“Then Jesus was led up by the Spirit into the wilderness to be tempted by the devil. And He fasted for forty days and forty nights.” Mathew 4: 1-2
The recent appearance of actor Mark Wahlberg with his “40 Day Challenge” on NBC’s Today morning program reminded many in the general public that the Christian season of Lent is upon us. For Western Christians, including Roman Catholics, Lent begins with Ash Wednesday and the ubiquitous ashes on the forehead. Eastern Christians begin Lent on a Monday. [For the Eastern Orthodox this year, Lent started Feb. 27 while Eastern Catholics begin their Lent two days prior to Ash Wednesday every year.]
For such an important season, the origins of Lent and the practice of the season have varied greatly over the centuries. Lent in its contemporary 40-day observance, inspired by Jesus’ 40 days in the desert after His Baptism, was probably not finalized until the late fourth century. Ash Wednesday appears as late as the 8th century.
Regardless of the history of this season, Lent has one well-known purpose—repentance—and a more obscured one—preparation for Easter. Lent is a time when Christians, through the practices of prayer, fasting and almsgiving, are called to repent and thereby become closer to God. Additionally, various voluntary abstinences from material things are often selected by the faithful. Contemporary choices include such things as sweets, video games and alcohol. Increased time spent in private and public prayer is a choice made by many.
Lesser known is that Lent is not just temporally connected with Easter Sunday, but serves as the preparation period for Easter, when the great mystery of Christ’s Resurrection is celebrated with great fervor.

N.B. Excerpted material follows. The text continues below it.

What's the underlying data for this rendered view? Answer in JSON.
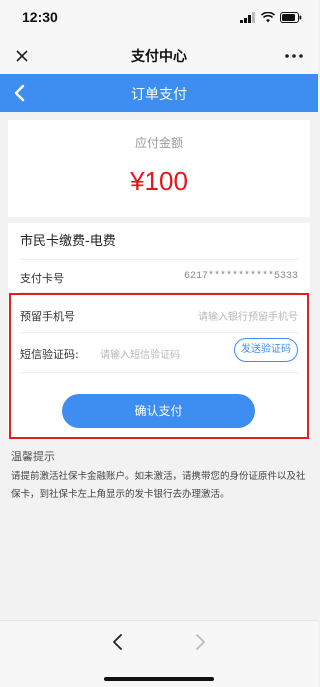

Within the Catholic Church and other churches that still utilize the lengthy ancient catechumenate process for preparing adults for baptism, Lent serves as a period with several preparatory rituals prior to the catechumens’ baptisms during the Easter Vigil on the night between Holy Saturday and Easter Sunday. For the already-baptized faithful, the Lenten disciplines prepare us to renew our baptismal promises on Easter Sunday. Public worship also has a different “feel” to it, with Lent-specific hymns, simple church decorations and unique Lenten practices such as Stations of the Cross and Palm Sunday celebrated.
Regardless of whether a Christian is a member of a liturgical church or not, observance of the Lenten disciplines of prayer, fasting and almsgiving is recommended to better one’s relationship with the Lord.
Rev. Michael Hendrickson is the Pastor of St. Mary Parish in Gilroy and an active participant in the Interfaith Clergy Alliance of South County. He can be contacted at [email protected].